▶ WORK REQUIRED
For the entries that follow, tally the lines holding the string "this". Give the total and nothing else.

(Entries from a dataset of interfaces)

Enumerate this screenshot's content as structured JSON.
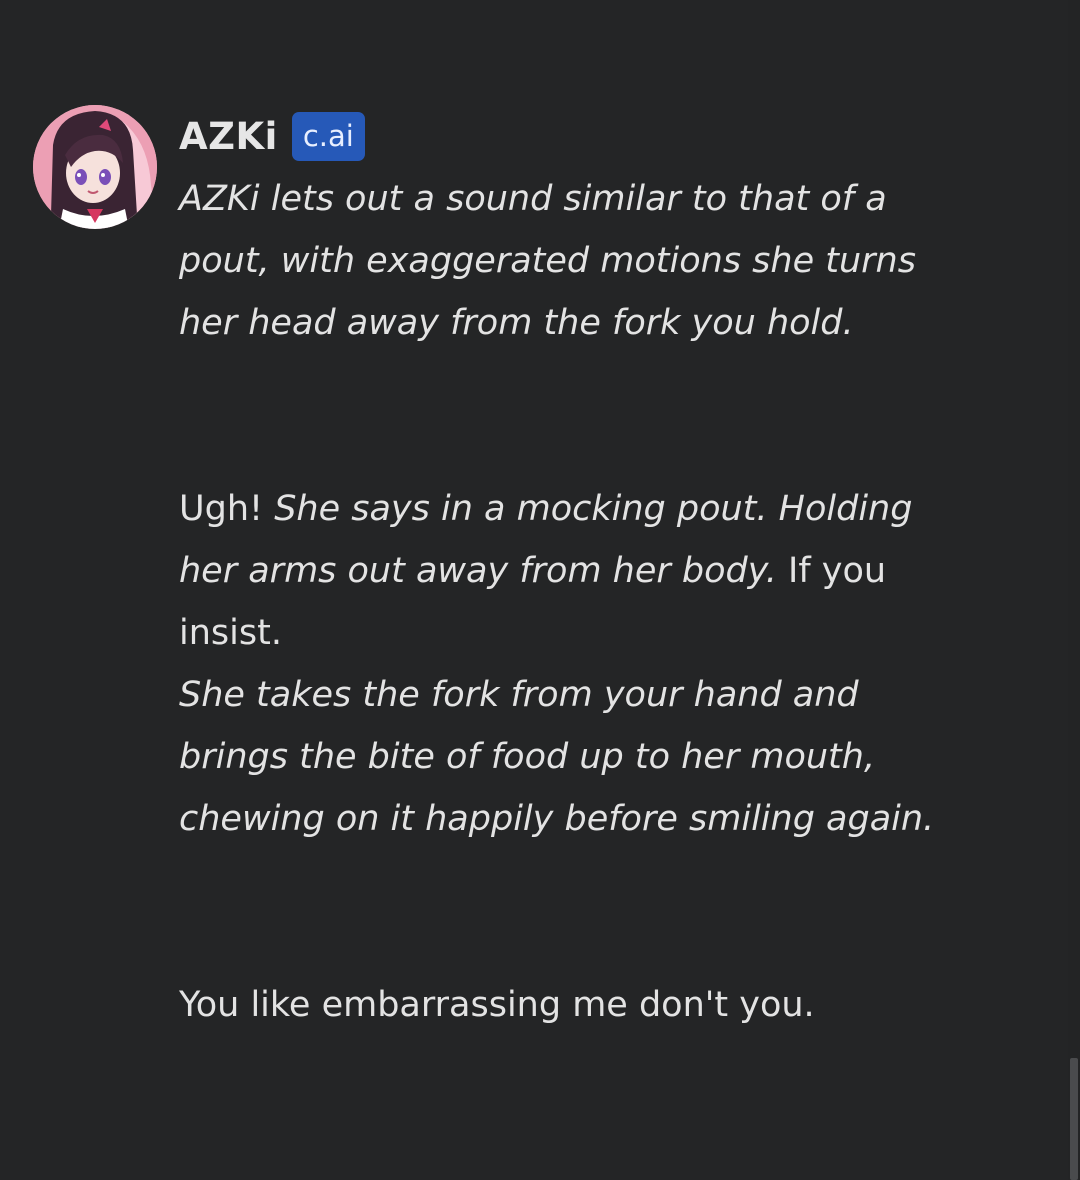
{
  "message": {
    "sender_name": "AZKi",
    "badge": "c.ai",
    "avatar_icon": "character-avatar",
    "paragraph1_italic": "AZKi lets out a sound similar to that of a pout, with exaggerated motions she turns her head away from the fork you hold.",
    "paragraph2": {
      "speech1": "Ugh! ",
      "action1": "She says in a mocking pout. Holding her arms out away from her body.",
      "speech2": " If you insist.",
      "action2": "She takes the fork from your hand and brings the bite of food up to her mouth, chewing on it happily before smiling again."
    },
    "paragraph3": "You like embarrassing me don't you."
  },
  "colors": {
    "background": "#242526",
    "text": "#e3e3e3",
    "badge_bg": "#2659b8"
  }
}
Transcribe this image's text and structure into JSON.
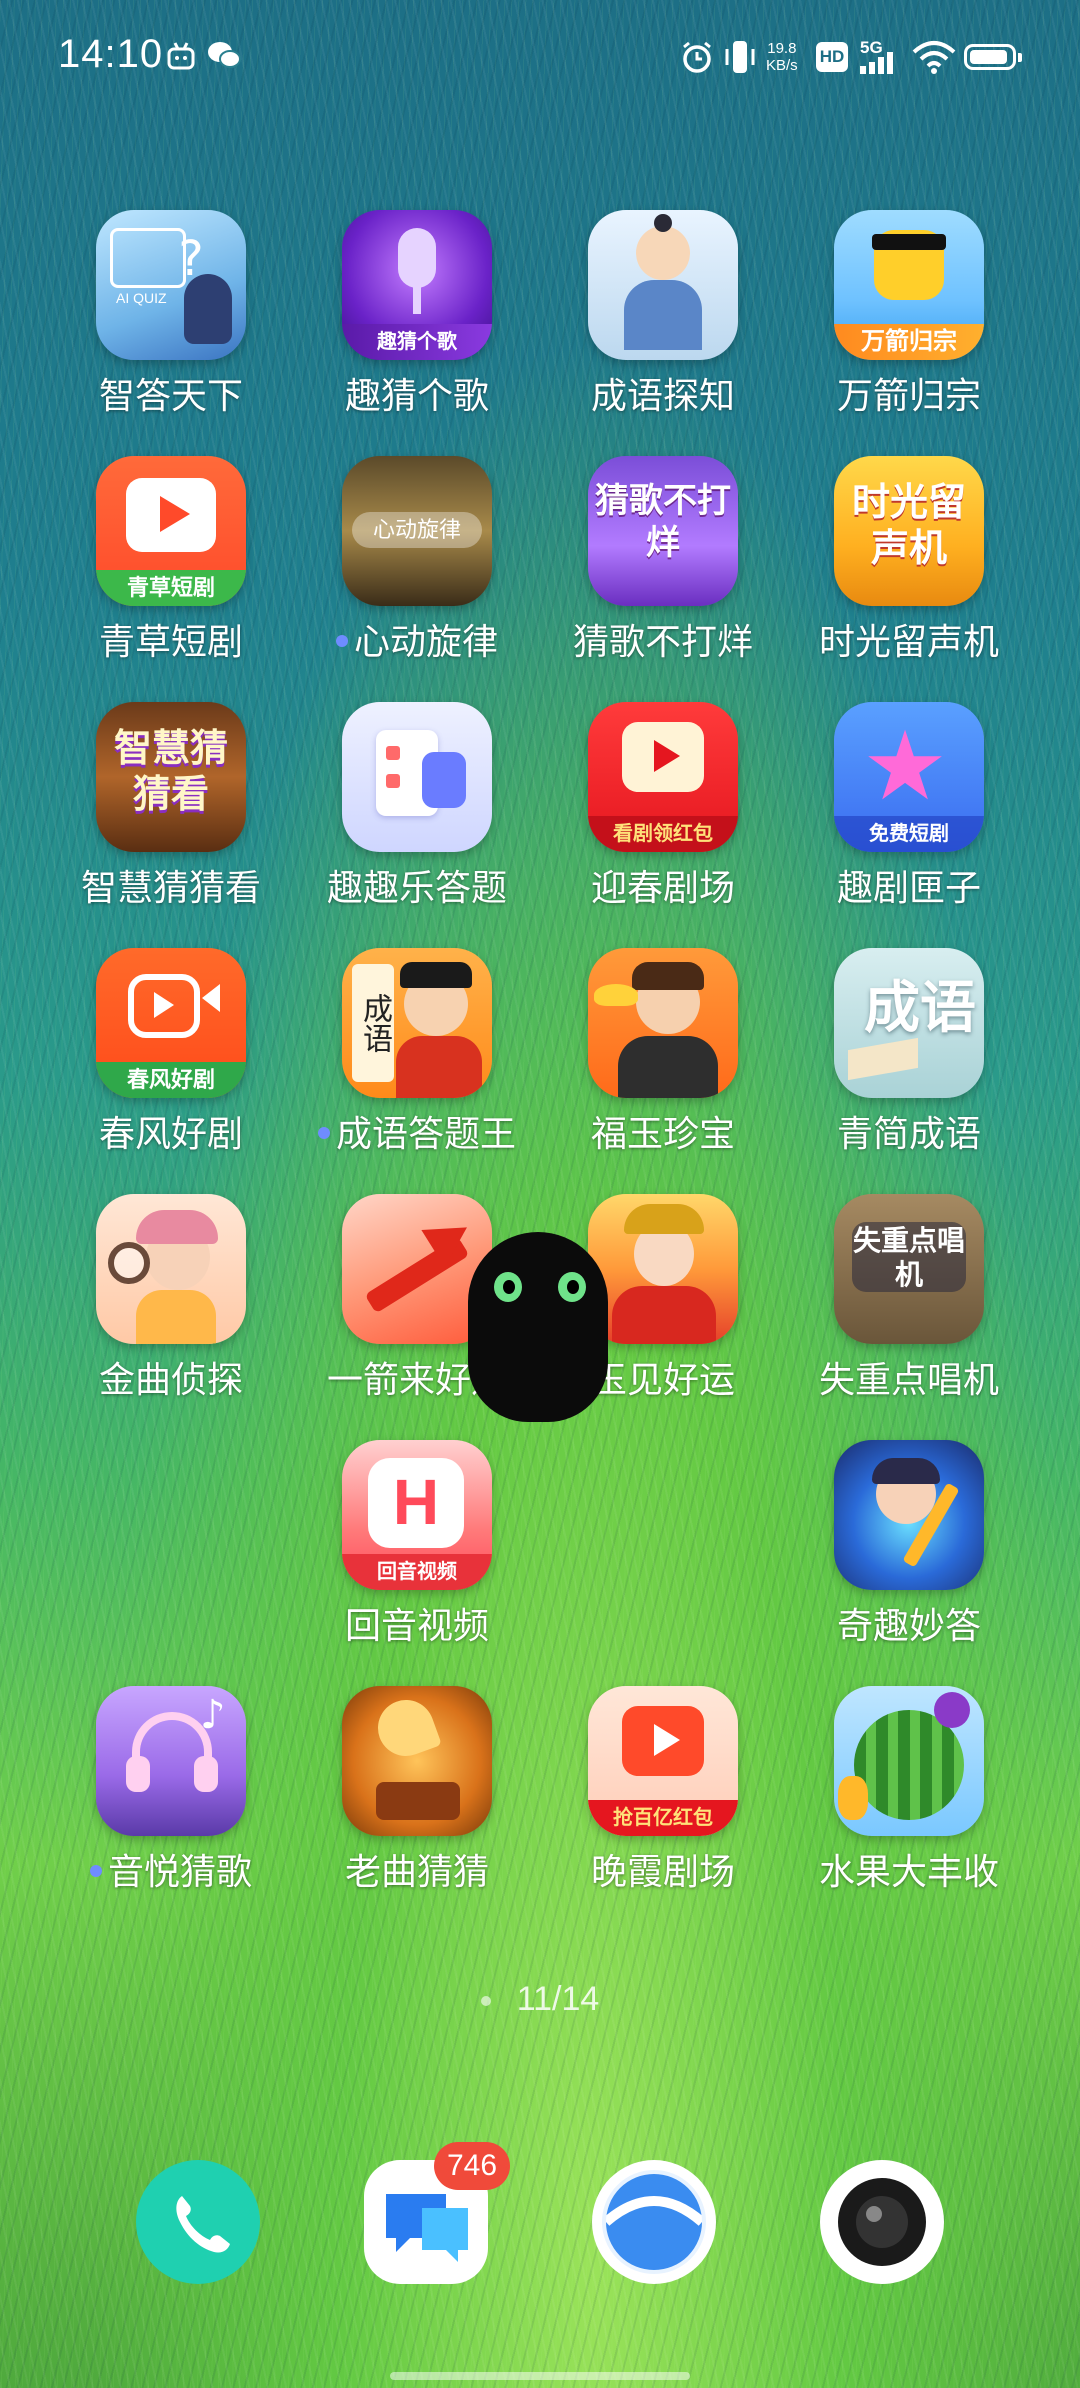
{
  "status_bar": {
    "time": "14:10",
    "net_speed_value": "19.8",
    "net_speed_unit": "KB/s",
    "hd_label": "HD",
    "network_label": "5G"
  },
  "apps": [
    {
      "label": "智答天下",
      "dot": false,
      "icon_text": "AI QUIZ",
      "icon": "quiz-icon"
    },
    {
      "label": "趣猜个歌",
      "dot": false,
      "icon_text": "趣猜个歌",
      "icon": "microphone-icon"
    },
    {
      "label": "成语探知",
      "dot": false,
      "icon_text": "",
      "icon": "scholar-icon"
    },
    {
      "label": "万箭归宗",
      "dot": false,
      "icon_text": "万箭归宗",
      "icon": "arrows-icon"
    },
    {
      "label": "青草短剧",
      "dot": false,
      "icon_text": "青草短剧",
      "icon": "clapper-icon"
    },
    {
      "label": "心动旋律",
      "dot": true,
      "icon_text": "心动旋律",
      "icon": "melody-icon"
    },
    {
      "label": "猜歌不打烊",
      "dot": false,
      "icon_text": "猜歌不打烊",
      "icon": "guitar-icon"
    },
    {
      "label": "时光留声机",
      "dot": false,
      "icon_text": "时光留声机",
      "icon": "gramophone-icon"
    },
    {
      "label": "智慧猜猜看",
      "dot": false,
      "icon_text": "智慧猜猜看",
      "icon": "books-icon"
    },
    {
      "label": "趣趣乐答题",
      "dot": false,
      "icon_text": "",
      "icon": "checklist-icon"
    },
    {
      "label": "迎春剧场",
      "dot": false,
      "icon_text": "看剧领红包",
      "icon": "tv-play-icon"
    },
    {
      "label": "趣剧匣子",
      "dot": false,
      "icon_text": "免费短剧",
      "icon": "star-play-icon"
    },
    {
      "label": "春风好剧",
      "dot": false,
      "icon_text": "春风好剧",
      "icon": "camera-play-icon"
    },
    {
      "label": "成语答题王",
      "dot": true,
      "icon_text": "成语",
      "icon": "scroll-icon"
    },
    {
      "label": "福玉珍宝",
      "dot": false,
      "icon_text": "",
      "icon": "gold-ingot-icon"
    },
    {
      "label": "青简成语",
      "dot": false,
      "icon_text": "成语",
      "icon": "book-icon"
    },
    {
      "label": "金曲侦探",
      "dot": false,
      "icon_text": "",
      "icon": "magnifier-icon"
    },
    {
      "label": "一箭来好运",
      "dot": false,
      "icon_text": "",
      "icon": "arrow-icon"
    },
    {
      "label": "玉见好运",
      "dot": false,
      "icon_text": "",
      "icon": "goddess-icon"
    },
    {
      "label": "失重点唱机",
      "dot": false,
      "icon_text": "失重点唱机",
      "icon": "jukebox-icon"
    },
    {
      "label": "回音视频",
      "dot": false,
      "icon_text": "回音视频",
      "icon": "h-play-icon"
    },
    {
      "label": "奇趣妙答",
      "dot": false,
      "icon_text": "",
      "icon": "pencil-icon"
    },
    {
      "label": "音悦猜歌",
      "dot": true,
      "icon_text": "",
      "icon": "headphones-icon"
    },
    {
      "label": "老曲猜猜",
      "dot": false,
      "icon_text": "",
      "icon": "phonograph-icon"
    },
    {
      "label": "晚霞剧场",
      "dot": false,
      "icon_text": "抢百亿红包",
      "icon": "tv-play-icon"
    },
    {
      "label": "水果大丰收",
      "dot": false,
      "icon_text": "",
      "icon": "watermelon-icon"
    }
  ],
  "page_indicator": "11/14",
  "dock": {
    "messages_badge": "746"
  }
}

▶ RESULT OF THE EXERCISE
2